It has been said by those who understand how numbers can be used as propaganda that there are lies, there are damned lies, and there are statistics.
On Monday, the White House released a batch of statistics.
Actually, 50 sets of numbers, one for each state, were released by President Barack Obama's administration. The press releases purport to outline the effects on each state of federal spending cuts that will kick in Friday through the "sequester" process, unless Obama and Congress agree to a deal to prevent it.
Obama's goal is to provoke anger against conservative lawmakers he claims are blocking agreement on such a deal. His hidden agenda is to pressure them into accepting massive new tax increases, coming on the heels of others approved in December.
But many of the administration's numbers are, to be blunt, fishy.
Take the West Virginia report, for example. If the sequester kicks in, the White House maintains, the state would lose $247,000 for job search assistance, referral and placement.
Why, about 9,230 people would be affected, according to the report.
Clearly, those who see the number are supposed to infer it means 9,230 people will be deprived of help finding jobs. But do the math. It works out to less than $27 for each of those 9,230 people - just about enough to cover mailing each of them a booklet of helpful hints for job seekers.
No doubt other numbers of people affected by the sequester have been doctored similarly.
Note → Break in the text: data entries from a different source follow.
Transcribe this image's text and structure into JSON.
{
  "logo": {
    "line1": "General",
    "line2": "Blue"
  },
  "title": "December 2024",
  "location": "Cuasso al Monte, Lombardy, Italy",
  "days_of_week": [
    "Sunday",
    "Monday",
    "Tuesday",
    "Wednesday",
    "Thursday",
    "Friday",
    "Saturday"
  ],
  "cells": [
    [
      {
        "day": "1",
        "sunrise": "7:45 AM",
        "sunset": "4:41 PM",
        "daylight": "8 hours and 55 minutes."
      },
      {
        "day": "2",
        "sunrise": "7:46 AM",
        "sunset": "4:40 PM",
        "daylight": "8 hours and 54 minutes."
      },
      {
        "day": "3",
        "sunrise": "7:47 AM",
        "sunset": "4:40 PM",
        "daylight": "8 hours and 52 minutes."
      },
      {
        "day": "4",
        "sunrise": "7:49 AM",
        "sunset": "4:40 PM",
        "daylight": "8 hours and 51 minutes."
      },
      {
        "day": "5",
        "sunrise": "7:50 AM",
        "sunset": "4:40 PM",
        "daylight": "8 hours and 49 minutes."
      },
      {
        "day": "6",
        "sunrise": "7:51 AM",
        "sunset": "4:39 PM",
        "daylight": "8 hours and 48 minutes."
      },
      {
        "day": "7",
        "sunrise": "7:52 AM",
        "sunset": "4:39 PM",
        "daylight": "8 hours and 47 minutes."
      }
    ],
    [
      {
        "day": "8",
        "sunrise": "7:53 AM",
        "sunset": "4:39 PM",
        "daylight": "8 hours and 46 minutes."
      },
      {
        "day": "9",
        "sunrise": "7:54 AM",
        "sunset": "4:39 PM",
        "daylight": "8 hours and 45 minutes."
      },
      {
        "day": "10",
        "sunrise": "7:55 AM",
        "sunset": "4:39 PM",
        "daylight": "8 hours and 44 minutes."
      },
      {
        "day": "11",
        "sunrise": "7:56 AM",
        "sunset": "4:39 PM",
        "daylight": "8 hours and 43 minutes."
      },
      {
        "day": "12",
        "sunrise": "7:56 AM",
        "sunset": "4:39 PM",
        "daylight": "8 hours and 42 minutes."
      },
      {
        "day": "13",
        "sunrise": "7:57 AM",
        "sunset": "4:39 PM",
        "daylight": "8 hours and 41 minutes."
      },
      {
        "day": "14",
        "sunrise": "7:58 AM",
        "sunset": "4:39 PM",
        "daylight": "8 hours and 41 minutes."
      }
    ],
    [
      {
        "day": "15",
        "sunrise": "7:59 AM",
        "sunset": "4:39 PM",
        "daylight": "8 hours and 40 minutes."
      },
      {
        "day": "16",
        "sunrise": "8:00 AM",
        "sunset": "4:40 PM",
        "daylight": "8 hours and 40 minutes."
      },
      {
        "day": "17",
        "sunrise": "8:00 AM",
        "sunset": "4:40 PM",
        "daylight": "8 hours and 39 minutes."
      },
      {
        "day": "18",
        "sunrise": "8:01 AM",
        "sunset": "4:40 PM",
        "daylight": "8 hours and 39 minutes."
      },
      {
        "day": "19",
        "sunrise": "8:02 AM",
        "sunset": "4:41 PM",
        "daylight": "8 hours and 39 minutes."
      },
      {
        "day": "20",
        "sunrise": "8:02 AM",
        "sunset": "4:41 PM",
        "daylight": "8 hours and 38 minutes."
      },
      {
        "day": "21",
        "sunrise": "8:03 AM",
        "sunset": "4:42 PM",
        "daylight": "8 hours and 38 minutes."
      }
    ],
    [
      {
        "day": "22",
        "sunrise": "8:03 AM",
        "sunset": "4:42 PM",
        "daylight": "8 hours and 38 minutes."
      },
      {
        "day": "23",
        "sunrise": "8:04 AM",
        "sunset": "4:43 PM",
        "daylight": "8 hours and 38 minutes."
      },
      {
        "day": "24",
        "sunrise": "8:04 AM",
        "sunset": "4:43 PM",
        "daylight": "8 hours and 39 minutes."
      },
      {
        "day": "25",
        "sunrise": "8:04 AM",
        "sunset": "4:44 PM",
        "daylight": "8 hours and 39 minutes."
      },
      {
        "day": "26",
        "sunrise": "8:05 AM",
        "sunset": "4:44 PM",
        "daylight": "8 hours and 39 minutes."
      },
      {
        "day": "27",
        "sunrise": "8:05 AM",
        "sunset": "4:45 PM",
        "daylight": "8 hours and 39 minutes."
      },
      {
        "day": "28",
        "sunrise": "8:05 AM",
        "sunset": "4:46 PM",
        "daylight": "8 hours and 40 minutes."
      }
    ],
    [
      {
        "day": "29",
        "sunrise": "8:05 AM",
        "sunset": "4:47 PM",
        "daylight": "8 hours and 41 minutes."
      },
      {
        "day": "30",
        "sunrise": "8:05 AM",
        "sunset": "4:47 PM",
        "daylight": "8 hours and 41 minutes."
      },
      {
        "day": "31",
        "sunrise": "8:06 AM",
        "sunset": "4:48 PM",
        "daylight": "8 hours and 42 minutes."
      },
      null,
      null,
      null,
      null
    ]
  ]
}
If Obama wants to touch off a scare campaign - and if history is any guide, he does - he will have to do a more convincing job than that.